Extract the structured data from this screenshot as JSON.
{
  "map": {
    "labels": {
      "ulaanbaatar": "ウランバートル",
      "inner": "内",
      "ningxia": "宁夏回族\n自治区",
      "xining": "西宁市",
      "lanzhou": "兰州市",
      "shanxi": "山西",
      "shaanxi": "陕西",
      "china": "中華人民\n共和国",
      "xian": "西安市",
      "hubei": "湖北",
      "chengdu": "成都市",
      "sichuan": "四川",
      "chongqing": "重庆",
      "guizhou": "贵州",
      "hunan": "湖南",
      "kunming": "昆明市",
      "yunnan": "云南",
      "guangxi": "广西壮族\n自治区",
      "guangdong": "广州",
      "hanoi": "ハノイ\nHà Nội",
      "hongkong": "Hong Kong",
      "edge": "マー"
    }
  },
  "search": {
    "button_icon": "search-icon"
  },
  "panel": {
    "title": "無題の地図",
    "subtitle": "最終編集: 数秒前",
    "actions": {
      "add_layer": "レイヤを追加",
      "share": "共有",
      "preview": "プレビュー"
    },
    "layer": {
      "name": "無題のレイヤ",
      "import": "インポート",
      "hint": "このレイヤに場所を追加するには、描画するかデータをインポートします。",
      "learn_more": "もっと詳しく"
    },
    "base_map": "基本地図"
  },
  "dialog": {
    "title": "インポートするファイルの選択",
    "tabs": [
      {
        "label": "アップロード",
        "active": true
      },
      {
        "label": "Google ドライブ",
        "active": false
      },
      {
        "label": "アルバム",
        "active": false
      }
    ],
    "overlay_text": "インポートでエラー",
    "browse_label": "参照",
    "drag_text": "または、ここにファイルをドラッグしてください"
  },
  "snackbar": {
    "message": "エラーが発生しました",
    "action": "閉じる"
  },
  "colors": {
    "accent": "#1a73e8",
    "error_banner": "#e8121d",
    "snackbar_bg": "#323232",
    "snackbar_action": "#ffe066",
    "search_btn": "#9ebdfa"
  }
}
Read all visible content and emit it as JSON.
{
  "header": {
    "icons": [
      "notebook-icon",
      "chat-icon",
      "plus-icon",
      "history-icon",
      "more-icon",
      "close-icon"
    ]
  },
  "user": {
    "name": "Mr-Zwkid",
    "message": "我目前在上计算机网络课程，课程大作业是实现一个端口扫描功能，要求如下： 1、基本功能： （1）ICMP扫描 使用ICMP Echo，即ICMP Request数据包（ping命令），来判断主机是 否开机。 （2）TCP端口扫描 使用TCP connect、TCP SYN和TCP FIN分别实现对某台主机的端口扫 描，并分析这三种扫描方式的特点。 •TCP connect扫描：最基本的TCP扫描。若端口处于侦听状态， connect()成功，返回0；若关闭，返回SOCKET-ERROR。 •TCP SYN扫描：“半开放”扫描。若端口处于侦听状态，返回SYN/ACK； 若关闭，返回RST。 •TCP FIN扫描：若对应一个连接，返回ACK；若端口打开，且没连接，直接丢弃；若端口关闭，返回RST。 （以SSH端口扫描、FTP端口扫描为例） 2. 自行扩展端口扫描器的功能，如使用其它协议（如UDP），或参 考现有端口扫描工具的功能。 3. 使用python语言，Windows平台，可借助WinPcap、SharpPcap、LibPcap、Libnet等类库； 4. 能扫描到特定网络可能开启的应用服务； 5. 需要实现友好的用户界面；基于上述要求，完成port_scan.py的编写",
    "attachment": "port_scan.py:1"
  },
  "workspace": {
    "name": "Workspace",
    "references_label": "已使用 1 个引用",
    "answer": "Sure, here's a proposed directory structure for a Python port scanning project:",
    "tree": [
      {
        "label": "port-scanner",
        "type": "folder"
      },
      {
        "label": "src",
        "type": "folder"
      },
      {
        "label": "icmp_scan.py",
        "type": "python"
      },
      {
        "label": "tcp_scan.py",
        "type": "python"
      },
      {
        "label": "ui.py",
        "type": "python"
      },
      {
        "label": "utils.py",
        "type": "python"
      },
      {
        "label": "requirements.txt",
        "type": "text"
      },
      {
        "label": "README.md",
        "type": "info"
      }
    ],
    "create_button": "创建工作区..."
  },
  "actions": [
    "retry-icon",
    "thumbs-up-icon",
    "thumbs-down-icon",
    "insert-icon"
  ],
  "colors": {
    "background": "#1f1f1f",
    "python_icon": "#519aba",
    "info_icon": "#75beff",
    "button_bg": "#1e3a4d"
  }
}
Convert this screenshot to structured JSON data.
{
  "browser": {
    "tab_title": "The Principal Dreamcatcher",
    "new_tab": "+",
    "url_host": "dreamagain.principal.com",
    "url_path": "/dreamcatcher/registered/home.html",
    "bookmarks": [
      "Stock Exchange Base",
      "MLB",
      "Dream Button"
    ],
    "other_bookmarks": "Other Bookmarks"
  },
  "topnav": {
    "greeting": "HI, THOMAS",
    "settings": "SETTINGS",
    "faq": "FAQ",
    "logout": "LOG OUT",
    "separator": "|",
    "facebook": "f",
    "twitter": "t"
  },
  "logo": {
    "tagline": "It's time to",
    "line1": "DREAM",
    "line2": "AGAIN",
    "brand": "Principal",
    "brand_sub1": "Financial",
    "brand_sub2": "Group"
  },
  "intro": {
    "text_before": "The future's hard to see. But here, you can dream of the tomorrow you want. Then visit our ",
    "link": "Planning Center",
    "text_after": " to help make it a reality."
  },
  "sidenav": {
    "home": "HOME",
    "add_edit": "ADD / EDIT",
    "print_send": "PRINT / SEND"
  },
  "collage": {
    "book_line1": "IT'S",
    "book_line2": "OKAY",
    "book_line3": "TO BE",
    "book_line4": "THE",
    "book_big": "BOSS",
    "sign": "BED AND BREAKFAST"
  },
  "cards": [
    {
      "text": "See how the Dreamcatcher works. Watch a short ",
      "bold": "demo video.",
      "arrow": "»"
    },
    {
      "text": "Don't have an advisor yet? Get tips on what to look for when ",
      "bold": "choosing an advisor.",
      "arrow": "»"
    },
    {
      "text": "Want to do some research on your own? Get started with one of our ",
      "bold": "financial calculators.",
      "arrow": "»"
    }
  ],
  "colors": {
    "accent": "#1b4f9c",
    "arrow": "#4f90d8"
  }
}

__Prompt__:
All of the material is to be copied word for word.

__Task solution__:
Extract the structured data from this screenshot as JSON.
{
  "map": {
    "labels": {
      "ulaanbaatar": "ウランバートル",
      "inner": "内",
      "ningxia": "宁夏回族\n自治区",
      "xining": "西宁市",
      "lanzhou": "兰州市",
      "shanxi": "山西",
      "shaanxi": "陕西",
      "china": "中華人民\n共和国",
      "xian": "西安市",
      "hubei": "湖北",
      "chengdu": "成都市",
      "sichuan": "四川",
      "chongqing": "重庆",
      "guizhou": "贵州",
      "hunan": "湖南",
      "kunming": "昆明市",
      "yunnan": "云南",
      "guangxi": "广西壮族\n自治区",
      "guangdong": "广州",
      "hanoi": "ハノイ\nHà Nội",
      "hongkong": "Hong Kong",
      "edge": "マー"
    }
  },
  "search": {
    "button_icon": "search-icon"
  },
  "panel": {
    "title": "無題の地図",
    "subtitle": "最終編集: 数秒前",
    "actions": {
      "add_layer": "レイヤを追加",
      "share": "共有",
      "preview": "プレビュー"
    },
    "layer": {
      "name": "無題のレイヤ",
      "import": "インポート",
      "hint": "このレイヤに場所を追加するには、描画するかデータをインポートします。",
      "learn_more": "もっと詳しく"
    },
    "base_map": "基本地図"
  },
  "dialog": {
    "title": "インポートするファイルの選択",
    "tabs": [
      {
        "label": "アップロード",
        "active": true
      },
      {
        "label": "Google ドライブ",
        "active": false
      },
      {
        "label": "アルバム",
        "active": false
      }
    ],
    "overlay_text": "インポートでエラー",
    "browse_label": "参照",
    "drag_text": "または、ここにファイルをドラッグしてください"
  },
  "snackbar": {
    "message": "エラーが発生しました",
    "action": "閉じる"
  },
  "colors": {
    "accent": "#1a73e8",
    "error_banner": "#e8121d",
    "snackbar_bg": "#323232",
    "snackbar_action": "#ffe066",
    "search_btn": "#9ebdfa"
  }
}
Read all visible content and emit it as JSON.
{
  "header": {
    "icons": [
      "notebook-icon",
      "chat-icon",
      "plus-icon",
      "history-icon",
      "more-icon",
      "close-icon"
    ]
  },
  "user": {
    "name": "Mr-Zwkid",
    "message": "我目前在上计算机网络课程，课程大作业是实现一个端口扫描功能，要求如下： 1、基本功能： （1）ICMP扫描 使用ICMP Echo，即ICMP Request数据包（ping命令），来判断主机是 否开机。 （2）TCP端口扫描 使用TCP connect、TCP SYN和TCP FIN分别实现对某台主机的端口扫 描，并分析这三种扫描方式的特点。 •TCP connect扫描：最基本的TCP扫描。若端口处于侦听状态， connect()成功，返回0；若关闭，返回SOCKET-ERROR。 •TCP SYN扫描：“半开放”扫描。若端口处于侦听状态，返回SYN/ACK； 若关闭，返回RST。 •TCP FIN扫描：若对应一个连接，返回ACK；若端口打开，且没连接，直接丢弃；若端口关闭，返回RST。 （以SSH端口扫描、FTP端口扫描为例） 2. 自行扩展端口扫描器的功能，如使用其它协议（如UDP），或参 考现有端口扫描工具的功能。 3. 使用python语言，Windows平台，可借助WinPcap、SharpPcap、LibPcap、Libnet等类库； 4. 能扫描到特定网络可能开启的应用服务； 5. 需要实现友好的用户界面；基于上述要求，完成port_scan.py的编写",
    "attachment": "port_scan.py:1"
  },
  "workspace": {
    "name": "Workspace",
    "references_label": "已使用 1 个引用",
    "answer": "Sure, here's a proposed directory structure for a Python port scanning project:",
    "tree": [
      {
        "label": "port-scanner",
        "type": "folder"
      },
      {
        "label": "src",
        "type": "folder"
      },
      {
        "label": "icmp_scan.py",
        "type": "python"
      },
      {
        "label": "tcp_scan.py",
        "type": "python"
      },
      {
        "label": "ui.py",
        "type": "python"
      },
      {
        "label": "utils.py",
        "type": "python"
      },
      {
        "label": "requirements.txt",
        "type": "text"
      },
      {
        "label": "README.md",
        "type": "info"
      }
    ],
    "create_button": "创建工作区..."
  },
  "actions": [
    "retry-icon",
    "thumbs-up-icon",
    "thumbs-down-icon",
    "insert-icon"
  ],
  "colors": {
    "background": "#1f1f1f",
    "python_icon": "#519aba",
    "info_icon": "#75beff",
    "button_bg": "#1e3a4d"
  }
}
Convert this screenshot to structured JSON data.
{
  "browser": {
    "tab_title": "The Principal Dreamcatcher",
    "new_tab": "+",
    "url_host": "dreamagain.principal.com",
    "url_path": "/dreamcatcher/registered/home.html",
    "bookmarks": [
      "Stock Exchange Base",
      "MLB",
      "Dream Button"
    ],
    "other_bookmarks": "Other Bookmarks"
  },
  "topnav": {
    "greeting": "HI, THOMAS",
    "settings": "SETTINGS",
    "faq": "FAQ",
    "logout": "LOG OUT",
    "separator": "|",
    "facebook": "f",
    "twitter": "t"
  },
  "logo": {
    "tagline": "It's time to",
    "line1": "DREAM",
    "line2": "AGAIN",
    "brand": "Principal",
    "brand_sub1": "Financial",
    "brand_sub2": "Group"
  },
  "intro": {
    "text_before": "The future's hard to see. But here, you can dream of the tomorrow you want. Then visit our ",
    "link": "Planning Center",
    "text_after": " to help make it a reality."
  },
  "sidenav": {
    "home": "HOME",
    "add_edit": "ADD / EDIT",
    "print_send": "PRINT / SEND"
  },
  "collage": {
    "book_line1": "IT'S",
    "book_line2": "OKAY",
    "book_line3": "TO BE",
    "book_line4": "THE",
    "book_big": "BOSS",
    "sign": "BED AND BREAKFAST"
  },
  "cards": [
    {
      "text": "See how the Dreamcatcher works. Watch a short ",
      "bold": "demo video.",
      "arrow": "»"
    },
    {
      "text": "Don't have an advisor yet? Get tips on what to look for when ",
      "bold": "choosing an advisor.",
      "arrow": "»"
    },
    {
      "text": "Want to do some research on your own? Get started with one of our ",
      "bold": "financial calculators.",
      "arrow": "»"
    }
  ],
  "colors": {
    "accent": "#1b4f9c",
    "arrow": "#4f90d8"
  }
}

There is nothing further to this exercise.